- **THE RECORDS**
____
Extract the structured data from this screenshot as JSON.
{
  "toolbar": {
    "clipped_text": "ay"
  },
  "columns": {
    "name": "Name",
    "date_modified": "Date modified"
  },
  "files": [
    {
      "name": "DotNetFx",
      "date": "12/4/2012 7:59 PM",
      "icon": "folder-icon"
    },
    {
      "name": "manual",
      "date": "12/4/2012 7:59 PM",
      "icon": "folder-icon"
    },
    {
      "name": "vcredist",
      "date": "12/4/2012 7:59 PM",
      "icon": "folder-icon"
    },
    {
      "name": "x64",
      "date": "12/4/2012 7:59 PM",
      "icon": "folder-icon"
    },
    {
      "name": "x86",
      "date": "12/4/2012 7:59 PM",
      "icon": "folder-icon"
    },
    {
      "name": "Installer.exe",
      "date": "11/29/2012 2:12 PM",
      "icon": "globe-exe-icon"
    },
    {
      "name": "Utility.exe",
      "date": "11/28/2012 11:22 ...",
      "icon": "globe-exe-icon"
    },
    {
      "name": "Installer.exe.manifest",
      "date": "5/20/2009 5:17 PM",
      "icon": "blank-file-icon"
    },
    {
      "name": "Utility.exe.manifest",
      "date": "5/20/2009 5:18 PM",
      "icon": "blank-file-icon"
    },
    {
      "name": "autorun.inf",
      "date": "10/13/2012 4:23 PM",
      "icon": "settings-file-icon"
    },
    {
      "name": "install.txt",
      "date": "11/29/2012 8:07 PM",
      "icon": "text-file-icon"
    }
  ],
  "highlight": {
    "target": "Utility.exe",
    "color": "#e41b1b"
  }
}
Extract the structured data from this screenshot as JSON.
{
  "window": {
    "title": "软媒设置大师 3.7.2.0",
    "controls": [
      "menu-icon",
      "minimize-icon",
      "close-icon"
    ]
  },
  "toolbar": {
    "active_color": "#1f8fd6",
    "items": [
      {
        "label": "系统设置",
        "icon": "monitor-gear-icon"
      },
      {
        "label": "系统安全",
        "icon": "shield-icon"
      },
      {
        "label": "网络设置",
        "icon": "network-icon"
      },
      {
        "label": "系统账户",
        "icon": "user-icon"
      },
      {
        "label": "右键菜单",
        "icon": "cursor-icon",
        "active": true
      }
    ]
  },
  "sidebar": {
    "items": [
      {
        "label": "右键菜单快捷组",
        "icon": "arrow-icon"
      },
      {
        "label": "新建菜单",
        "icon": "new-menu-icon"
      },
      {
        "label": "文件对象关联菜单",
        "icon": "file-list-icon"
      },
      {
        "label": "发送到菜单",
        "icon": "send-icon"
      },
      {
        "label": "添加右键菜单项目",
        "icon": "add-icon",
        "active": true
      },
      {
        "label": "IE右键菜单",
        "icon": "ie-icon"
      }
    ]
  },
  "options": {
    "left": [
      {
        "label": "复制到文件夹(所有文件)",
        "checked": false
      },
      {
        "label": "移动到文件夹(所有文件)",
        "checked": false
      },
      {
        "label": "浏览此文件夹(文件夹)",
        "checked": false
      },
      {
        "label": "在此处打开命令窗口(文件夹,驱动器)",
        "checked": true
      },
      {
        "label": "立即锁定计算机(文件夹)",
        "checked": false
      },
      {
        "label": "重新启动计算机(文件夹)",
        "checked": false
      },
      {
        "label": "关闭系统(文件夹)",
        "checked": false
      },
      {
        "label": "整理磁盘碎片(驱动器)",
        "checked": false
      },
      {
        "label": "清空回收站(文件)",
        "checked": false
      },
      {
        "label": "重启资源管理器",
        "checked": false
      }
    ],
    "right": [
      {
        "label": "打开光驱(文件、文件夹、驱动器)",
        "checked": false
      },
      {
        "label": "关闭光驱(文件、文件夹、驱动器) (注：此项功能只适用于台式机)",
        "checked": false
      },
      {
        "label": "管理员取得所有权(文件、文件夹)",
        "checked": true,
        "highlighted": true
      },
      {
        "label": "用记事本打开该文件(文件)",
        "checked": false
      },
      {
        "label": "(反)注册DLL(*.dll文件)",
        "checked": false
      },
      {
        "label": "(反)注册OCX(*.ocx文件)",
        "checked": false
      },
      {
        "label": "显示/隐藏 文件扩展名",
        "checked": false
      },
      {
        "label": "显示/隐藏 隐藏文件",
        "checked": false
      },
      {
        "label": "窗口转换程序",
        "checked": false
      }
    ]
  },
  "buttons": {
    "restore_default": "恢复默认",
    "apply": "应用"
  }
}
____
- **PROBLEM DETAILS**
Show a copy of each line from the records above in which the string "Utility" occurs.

- **SOLVED EXERCISE**
      "name": "Utility.exe",
      "name": "Utility.exe.manifest",
    "target": "Utility.exe",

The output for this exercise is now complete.